The Football People weeks, will see long-standing partners and first-timers joining elite clubs and professional footballers to send out a unified message against discrimination.
The activities are already the largest series of social action activities in European sport and will include activities in the US, Mexico and Vietnam. Over 2,000 activities are expected to address issues all types of issues of discrimination – racism, xenophobia, far-right, sexism, homophobia and religious intolerance.
Fare Executive Piara Powar said: “The action weeks are a very inspiring time in which discrimination and exclusion are addressed by the power of grassroots action.”
Campaign highlights will include fourteen national level events, such as theatre performances, launches of educational materials, conferences and round tables, in Bulgaria, England, Greece, Hungary, Israel, Poland, Portugal, Romania, Slovakia, Slovenia and Ukraine.
Groups including the Door Centre (Albania), the Bulgarian Professional School of Economics ‘Racho Stoyanov’, Dimitrias FC (Greece), Roma Community Centre (Lithuania) and Canvas (Russia), will take on prejudice against Roma and other ethnic minorities through football tournaments, workshops and cultural displays.
In Turkey, groups such as Kilis Gençlik Hizmetleri ve Spor İl Müdürlüğü and Kaos GL will work with Syrian and LGBT refugees to mitigate the effects of war and discrimination.
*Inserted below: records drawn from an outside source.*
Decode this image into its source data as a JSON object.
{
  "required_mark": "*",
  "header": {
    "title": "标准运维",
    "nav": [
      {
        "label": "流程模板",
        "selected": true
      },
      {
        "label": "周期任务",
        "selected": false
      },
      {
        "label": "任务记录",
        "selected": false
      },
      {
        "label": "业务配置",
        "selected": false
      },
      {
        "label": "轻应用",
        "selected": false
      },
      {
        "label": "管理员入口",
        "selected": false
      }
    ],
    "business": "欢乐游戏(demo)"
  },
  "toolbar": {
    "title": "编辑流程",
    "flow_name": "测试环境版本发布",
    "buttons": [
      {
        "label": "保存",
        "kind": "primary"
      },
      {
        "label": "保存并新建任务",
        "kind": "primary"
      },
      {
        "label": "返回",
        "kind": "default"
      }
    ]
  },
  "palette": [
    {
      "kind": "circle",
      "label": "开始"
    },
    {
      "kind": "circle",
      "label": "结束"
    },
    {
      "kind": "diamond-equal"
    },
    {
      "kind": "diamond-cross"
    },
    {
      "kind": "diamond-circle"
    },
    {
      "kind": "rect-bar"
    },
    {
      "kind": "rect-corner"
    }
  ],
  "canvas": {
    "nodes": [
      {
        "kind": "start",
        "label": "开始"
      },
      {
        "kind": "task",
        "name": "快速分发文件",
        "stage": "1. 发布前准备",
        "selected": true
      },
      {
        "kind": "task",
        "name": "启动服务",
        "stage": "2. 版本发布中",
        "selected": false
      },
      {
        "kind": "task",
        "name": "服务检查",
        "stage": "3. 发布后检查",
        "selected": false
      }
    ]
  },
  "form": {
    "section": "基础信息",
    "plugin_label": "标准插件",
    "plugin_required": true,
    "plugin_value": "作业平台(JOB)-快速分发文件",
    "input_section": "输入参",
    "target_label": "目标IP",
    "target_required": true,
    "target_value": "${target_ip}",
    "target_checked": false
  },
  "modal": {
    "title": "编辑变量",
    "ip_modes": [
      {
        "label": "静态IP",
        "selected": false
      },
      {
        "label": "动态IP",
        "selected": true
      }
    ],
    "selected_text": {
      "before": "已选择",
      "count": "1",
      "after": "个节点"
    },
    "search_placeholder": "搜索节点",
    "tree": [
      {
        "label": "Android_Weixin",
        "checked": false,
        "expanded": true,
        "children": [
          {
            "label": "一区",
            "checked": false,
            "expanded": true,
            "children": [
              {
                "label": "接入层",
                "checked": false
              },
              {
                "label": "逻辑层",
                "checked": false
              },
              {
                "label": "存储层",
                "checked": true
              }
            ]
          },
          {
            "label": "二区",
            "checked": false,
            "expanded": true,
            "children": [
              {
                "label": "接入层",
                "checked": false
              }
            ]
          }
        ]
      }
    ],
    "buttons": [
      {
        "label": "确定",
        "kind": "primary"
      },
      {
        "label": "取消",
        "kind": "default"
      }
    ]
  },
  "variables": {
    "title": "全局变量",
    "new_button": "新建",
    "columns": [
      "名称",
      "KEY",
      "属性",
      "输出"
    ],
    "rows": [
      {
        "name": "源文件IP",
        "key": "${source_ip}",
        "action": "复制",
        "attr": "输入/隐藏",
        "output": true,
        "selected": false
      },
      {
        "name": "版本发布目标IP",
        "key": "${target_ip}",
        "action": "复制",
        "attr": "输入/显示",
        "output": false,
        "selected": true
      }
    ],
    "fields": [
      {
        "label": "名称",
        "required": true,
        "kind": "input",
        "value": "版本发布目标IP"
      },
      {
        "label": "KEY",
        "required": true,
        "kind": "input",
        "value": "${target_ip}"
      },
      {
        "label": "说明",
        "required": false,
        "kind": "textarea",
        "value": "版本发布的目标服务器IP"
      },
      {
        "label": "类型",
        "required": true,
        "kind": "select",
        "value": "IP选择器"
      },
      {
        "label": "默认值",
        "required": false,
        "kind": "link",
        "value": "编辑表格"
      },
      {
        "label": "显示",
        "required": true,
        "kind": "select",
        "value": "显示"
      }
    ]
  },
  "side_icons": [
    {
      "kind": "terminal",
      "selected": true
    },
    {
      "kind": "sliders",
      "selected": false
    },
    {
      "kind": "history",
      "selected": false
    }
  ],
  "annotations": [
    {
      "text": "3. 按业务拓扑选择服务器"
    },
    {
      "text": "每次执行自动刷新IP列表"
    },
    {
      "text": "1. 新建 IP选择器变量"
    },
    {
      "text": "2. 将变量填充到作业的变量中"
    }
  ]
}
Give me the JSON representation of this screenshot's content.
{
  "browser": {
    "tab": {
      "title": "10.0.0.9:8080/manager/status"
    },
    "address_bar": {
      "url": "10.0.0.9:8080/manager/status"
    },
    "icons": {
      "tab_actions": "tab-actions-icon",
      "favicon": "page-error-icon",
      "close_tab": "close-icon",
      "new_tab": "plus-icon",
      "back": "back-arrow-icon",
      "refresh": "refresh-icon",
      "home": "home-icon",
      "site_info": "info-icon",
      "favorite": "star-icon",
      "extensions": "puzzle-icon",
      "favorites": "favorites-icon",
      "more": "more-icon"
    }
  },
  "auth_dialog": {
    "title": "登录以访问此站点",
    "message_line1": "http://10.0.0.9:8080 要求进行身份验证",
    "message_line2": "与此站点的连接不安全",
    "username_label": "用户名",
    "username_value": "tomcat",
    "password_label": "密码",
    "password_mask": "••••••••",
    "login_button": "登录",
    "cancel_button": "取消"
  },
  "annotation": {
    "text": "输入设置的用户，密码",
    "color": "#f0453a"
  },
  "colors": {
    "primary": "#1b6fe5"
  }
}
German NGO Champions ohne GRENZEN will invite amateur clubs, regional FA’s, refugees and human rights activists to attend a first conference on refugees and migrants rights in football.
In Ukraine, the human rights group Chiricli will bring together mixed teams of Roma children from Kyiv and refugees from the conflict zone, along with other ethnic minorities, to foster social inclusion.
This year, a growing number of activities will focus on LGBT rights and homophobia.
The newly created LGBT fan group of the Liga MX club Club América in Mexico have lend their support to the campaign.
In Kosovo, GEM – Gender Equality Movement is organising a panel discussion to raise awareness of homophobia and LGBTQ rights in the Kosovo constitution. The LGBT rights group will also create a football team of transsexuals to promote a healthy and safe environment in which they can practice sport.
In Germany, Fussballfans gegen Homophobie and Queer Football Fanclubs will organise stadium activities and other anti-homophobia displays.
Football tournaments, film screenings and workshops will also address the issue in countries including Bulgaria, England and Macedonia.
Kareli Youth council (Georgia), Sporting beach club (Spain), Women’s Footballclub MFFV23 (Austria) and Yasa (Croatia) will support female empowerment in football through exhibitions, football matches and panel discussions.
In Portugal, a flash mob and a mosaic with women will take place in Lisbon to promote the women’s game and challenge sexist stereotypes related to female players.
Discussing far right-extremism
Far-right extremism and nationalism will be widely addressed by groups in Germany and Austria through stadium activities and discussions. Anti-xenophobia and anti-racism tournaments and multicultural displays will look to promote a diverse and inclusive environment in terraces and grounds.
Other related activities, including the distribution of materials, football matches and debates, will take place in Macedonia, Ukraine, Russia and Slovakia, among others.